### [PROBLEM]
Your answer must be the full listing below, repeated exactly, with no pictures in it.

▶

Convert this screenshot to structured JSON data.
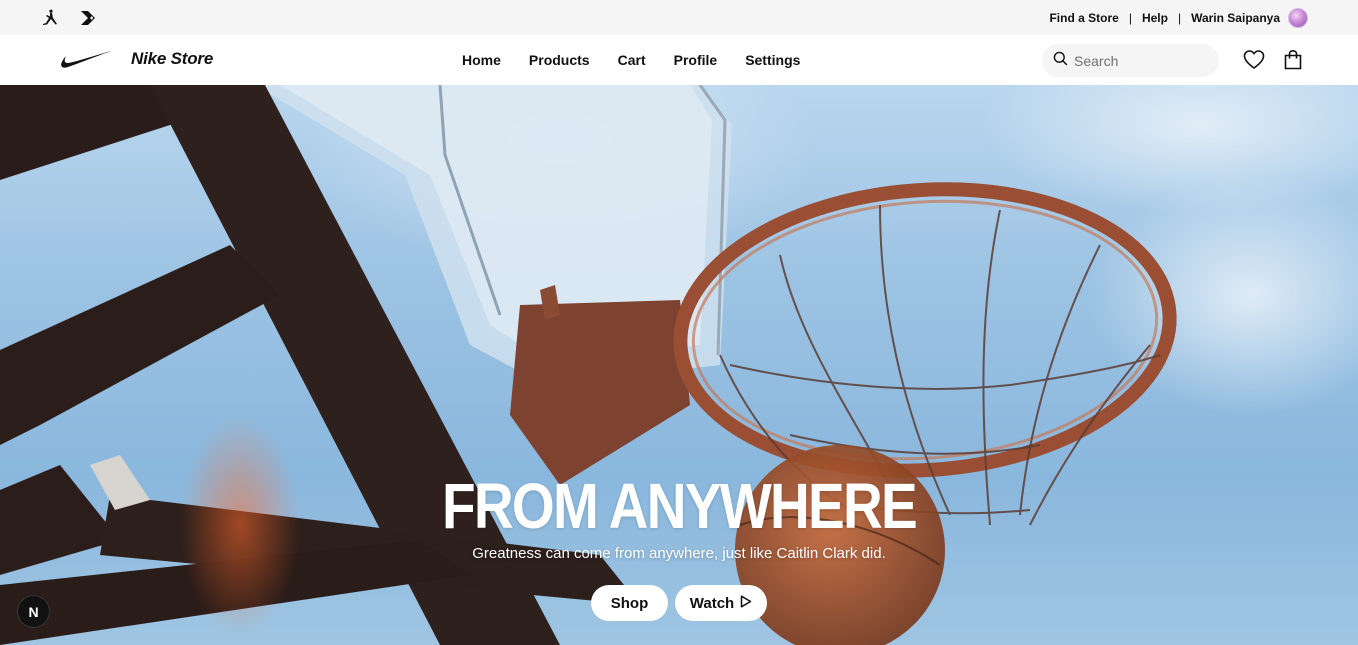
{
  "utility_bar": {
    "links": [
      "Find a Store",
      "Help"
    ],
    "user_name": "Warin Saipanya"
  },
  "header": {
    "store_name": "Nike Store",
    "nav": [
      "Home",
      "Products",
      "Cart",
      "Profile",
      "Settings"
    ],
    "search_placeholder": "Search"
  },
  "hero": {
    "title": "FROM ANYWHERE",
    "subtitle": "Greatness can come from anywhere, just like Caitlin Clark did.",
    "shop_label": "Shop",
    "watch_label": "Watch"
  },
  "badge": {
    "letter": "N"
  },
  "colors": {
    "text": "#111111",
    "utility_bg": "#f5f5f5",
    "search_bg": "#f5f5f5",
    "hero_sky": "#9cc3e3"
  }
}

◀

### [ANSWER FOR THIS EXERCISE]
Convert this screenshot to structured JSON data.
{
  "utility_bar": {
    "links": [
      "Find a Store",
      "Help"
    ],
    "user_name": "Warin Saipanya"
  },
  "header": {
    "store_name": "Nike Store",
    "nav": [
      "Home",
      "Products",
      "Cart",
      "Profile",
      "Settings"
    ],
    "search_placeholder": "Search"
  },
  "hero": {
    "title": "FROM ANYWHERE",
    "subtitle": "Greatness can come from anywhere, just like Caitlin Clark did.",
    "shop_label": "Shop",
    "watch_label": "Watch"
  },
  "badge": {
    "letter": "N"
  },
  "colors": {
    "text": "#111111",
    "utility_bg": "#f5f5f5",
    "search_bg": "#f5f5f5",
    "hero_sky": "#9cc3e3"
  }
}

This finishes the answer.